About the University of Arizona College of Medicine – Tucson
The University of Arizona College of Medicine – Tucson is shaping the future of medicine through state-of-the-art medical education programs, groundbreaking research and advancements in patient care in Arizona and beyond. Founded in 1967, the college boasts more than 50 years of innovation, ranking among the top medical schools in the nation for research and primary care. Through the university's partnership with Banner Health, one of the largest nonprofit health care systems in the country, the college is leading the way in academic medicine. For more information, visit medicine.arizona.edu (Follow us: Facebook | Twitter | Instagram | LinkedIn).
About the University of Arizona Health Sciences
The University of Arizona Health Sciences is the statewide leader in biomedical research and health professions training. UArizona Health Sciences includes the Colleges of Medicine (Tucson and Phoenix), Nursing, Pharmacy, and the Mel and Enid Zuckerman College of Public Health, with main campus locations in Tucson and the Phoenix Biomedical Campus in downtown Phoenix. From these vantage points, Health Sciences reaches across the state of Arizona, the greater Southwest and around the world to provide next-generation education, research and outreach.
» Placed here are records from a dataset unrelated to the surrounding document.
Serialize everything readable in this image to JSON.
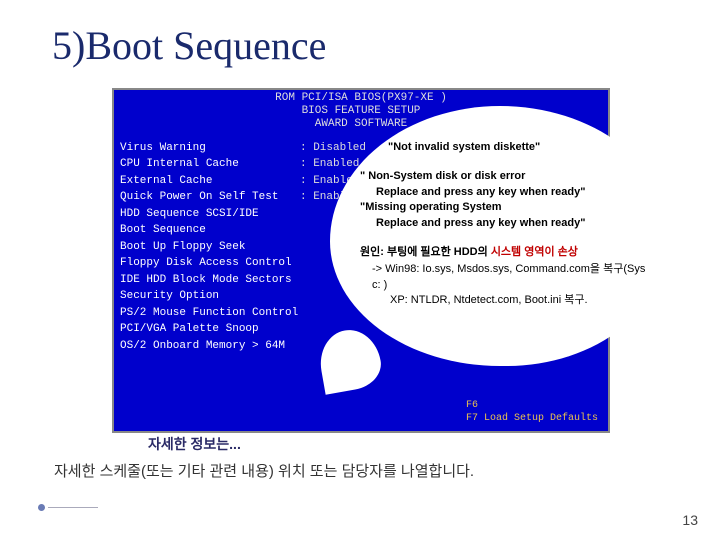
{
  "title": "5)Boot Sequence",
  "bios": {
    "header_lines": [
      "ROM PCI/ISA BIOS(PX97-XE )",
      "BIOS FEATURE SETUP",
      "AWARD SOFTWARE"
    ],
    "items": [
      {
        "label": "Virus Warning",
        "value": ": Disabled"
      },
      {
        "label": "CPU Internal Cache",
        "value": ": Enabled"
      },
      {
        "label": "External Cache",
        "value": ": Enabled"
      },
      {
        "label": "Quick Power On Self Test",
        "value": ": Enabled"
      },
      {
        "label": "HDD Sequence SCSI/IDE",
        "value": ""
      },
      {
        "label": "Boot Sequence",
        "value": ""
      },
      {
        "label": "Boot Up Floppy Seek",
        "value": ""
      },
      {
        "label": "Floppy Disk Access Control",
        "value": ""
      },
      {
        "label": "IDE HDD Block Mode Sectors",
        "value": ""
      },
      {
        "label": "Security Option",
        "value": ""
      },
      {
        "label": "PS/2 Mouse Function Control",
        "value": ""
      },
      {
        "label": "PCI/VGA Palette Snoop",
        "value": ""
      },
      {
        "label": "OS/2 Onboard Memory > 64M",
        "value": ""
      }
    ],
    "footer_lines": [
      "F6",
      "F7    Load Setup Defaults"
    ]
  },
  "bubble": {
    "msg1": "\"Not invalid system diskette\"",
    "msg2_l1": "\" Non-System disk or disk error",
    "msg2_l2": "Replace and press any key when ready\"",
    "msg2_l3": "\"Missing operating System",
    "msg2_l4": "Replace and press any key when ready\"",
    "cause_prefix": "원인: 부팅에 필요한 HDD의 ",
    "cause_highlight": "시스템 영역이 손상",
    "fix_l1": "-> Win98: Io.sys, Msdos.sys, Command.com을 복구(Sys c: )",
    "fix_l2": "XP: NTLDR, Ntdetect.com, Boot.ini 복구."
  },
  "info_link": "자세한 정보는...",
  "footer_text": "자세한 스케줄(또는 기타 관련 내용) 위치 또는 담당자를 나열합니다.",
  "page_number": "13"
}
A major economic engine, Health Sciences employs nearly 5,000 people, has approximately 4,000 students and 900 faculty members, and garners $200 million in research grants and contracts annually. For more information: uahs.arizona.edu (Follow us: Facebook | Twitter | YouTube | LinkedIn | Instagram).